Should an entry contain an image, omit it and repeat the rest exactly.

--- Material provided ---

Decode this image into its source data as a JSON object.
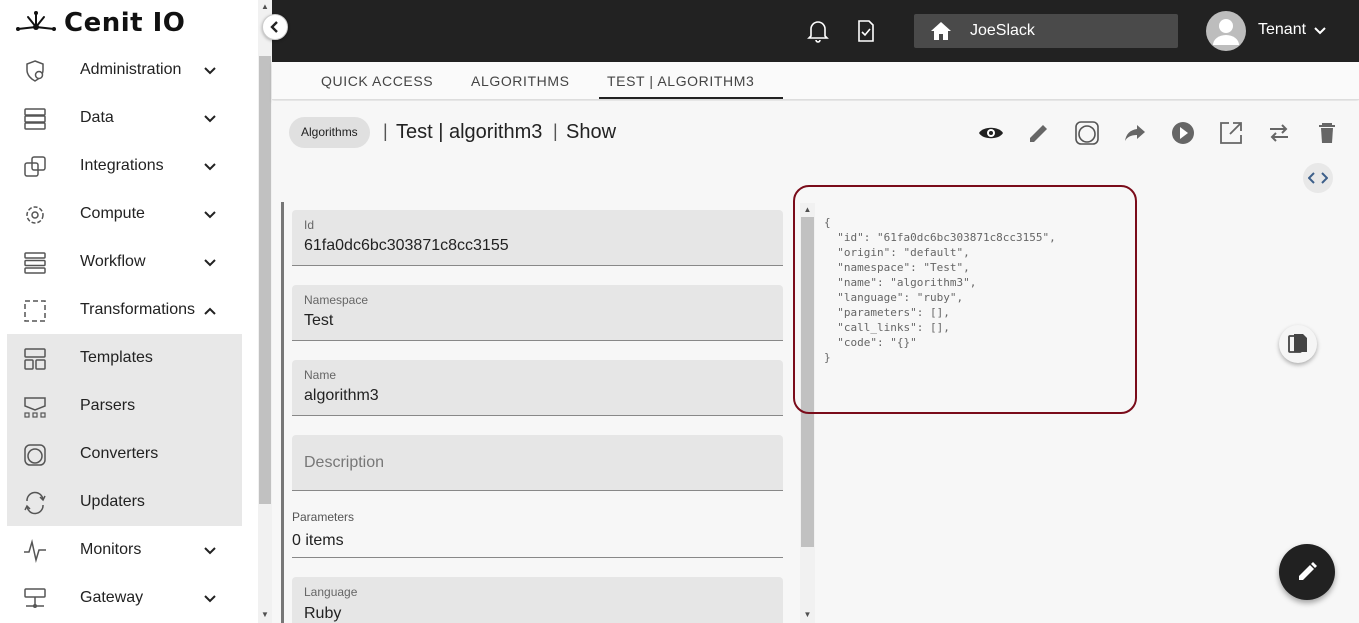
{
  "app": {
    "title": "Cenit IO"
  },
  "sidebar": {
    "items": [
      {
        "label": "Administration",
        "icon": "admin-icon",
        "chevron": "down"
      },
      {
        "label": "Data",
        "icon": "data-icon",
        "chevron": "down"
      },
      {
        "label": "Integrations",
        "icon": "integrations-icon",
        "chevron": "down"
      },
      {
        "label": "Compute",
        "icon": "compute-icon",
        "chevron": "down"
      },
      {
        "label": "Workflow",
        "icon": "workflow-icon",
        "chevron": "down"
      },
      {
        "label": "Transformations",
        "icon": "transformations-icon",
        "chevron": "up"
      }
    ],
    "subitems": [
      {
        "label": "Templates",
        "icon": "templates-icon"
      },
      {
        "label": "Parsers",
        "icon": "parsers-icon"
      },
      {
        "label": "Converters",
        "icon": "converters-icon"
      },
      {
        "label": "Updaters",
        "icon": "updaters-icon"
      }
    ],
    "bottom_items": [
      {
        "label": "Monitors",
        "icon": "monitors-icon",
        "chevron": "down"
      },
      {
        "label": "Gateway",
        "icon": "gateway-icon",
        "chevron": "down"
      }
    ]
  },
  "topbar": {
    "tenant_name": "JoeSlack",
    "tenant_label": "Tenant"
  },
  "tabs": [
    {
      "label": "QUICK ACCESS",
      "active": false
    },
    {
      "label": "ALGORITHMS",
      "active": false
    },
    {
      "label": "TEST | ALGORITHM3",
      "active": true
    }
  ],
  "breadcrumb": {
    "chip": "Algorithms",
    "title": "Test | algorithm3",
    "action": "Show"
  },
  "form": {
    "id": {
      "label": "Id",
      "value": "61fa0dc6bc303871c8cc3155"
    },
    "namespace": {
      "label": "Namespace",
      "value": "Test"
    },
    "name": {
      "label": "Name",
      "value": "algorithm3"
    },
    "description": {
      "placeholder": "Description"
    },
    "parameters": {
      "label": "Parameters",
      "value": "0 items"
    },
    "language": {
      "label": "Language",
      "value": "Ruby"
    }
  },
  "json_view": "{\n  \"id\": \"61fa0dc6bc303871c8cc3155\",\n  \"origin\": \"default\",\n  \"namespace\": \"Test\",\n  \"name\": \"algorithm3\",\n  \"language\": \"ruby\",\n  \"parameters\": [],\n  \"call_links\": [],\n  \"code\": \"{}\"\n}",
  "colors": {
    "topbar": "#222222",
    "highlight": "#7a0c1a",
    "fab": "#212121"
  }
}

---

**Answer to the problem**
Decode this image into its source data as a JSON object.
{
  "app": {
    "title": "Cenit IO"
  },
  "sidebar": {
    "items": [
      {
        "label": "Administration",
        "icon": "admin-icon",
        "chevron": "down"
      },
      {
        "label": "Data",
        "icon": "data-icon",
        "chevron": "down"
      },
      {
        "label": "Integrations",
        "icon": "integrations-icon",
        "chevron": "down"
      },
      {
        "label": "Compute",
        "icon": "compute-icon",
        "chevron": "down"
      },
      {
        "label": "Workflow",
        "icon": "workflow-icon",
        "chevron": "down"
      },
      {
        "label": "Transformations",
        "icon": "transformations-icon",
        "chevron": "up"
      }
    ],
    "subitems": [
      {
        "label": "Templates",
        "icon": "templates-icon"
      },
      {
        "label": "Parsers",
        "icon": "parsers-icon"
      },
      {
        "label": "Converters",
        "icon": "converters-icon"
      },
      {
        "label": "Updaters",
        "icon": "updaters-icon"
      }
    ],
    "bottom_items": [
      {
        "label": "Monitors",
        "icon": "monitors-icon",
        "chevron": "down"
      },
      {
        "label": "Gateway",
        "icon": "gateway-icon",
        "chevron": "down"
      }
    ]
  },
  "topbar": {
    "tenant_name": "JoeSlack",
    "tenant_label": "Tenant"
  },
  "tabs": [
    {
      "label": "QUICK ACCESS",
      "active": false
    },
    {
      "label": "ALGORITHMS",
      "active": false
    },
    {
      "label": "TEST | ALGORITHM3",
      "active": true
    }
  ],
  "breadcrumb": {
    "chip": "Algorithms",
    "title": "Test | algorithm3",
    "action": "Show"
  },
  "form": {
    "id": {
      "label": "Id",
      "value": "61fa0dc6bc303871c8cc3155"
    },
    "namespace": {
      "label": "Namespace",
      "value": "Test"
    },
    "name": {
      "label": "Name",
      "value": "algorithm3"
    },
    "description": {
      "placeholder": "Description"
    },
    "parameters": {
      "label": "Parameters",
      "value": "0 items"
    },
    "language": {
      "label": "Language",
      "value": "Ruby"
    }
  },
  "json_view": "{\n  \"id\": \"61fa0dc6bc303871c8cc3155\",\n  \"origin\": \"default\",\n  \"namespace\": \"Test\",\n  \"name\": \"algorithm3\",\n  \"language\": \"ruby\",\n  \"parameters\": [],\n  \"call_links\": [],\n  \"code\": \"{}\"\n}",
  "colors": {
    "topbar": "#222222",
    "highlight": "#7a0c1a",
    "fab": "#212121"
  }
}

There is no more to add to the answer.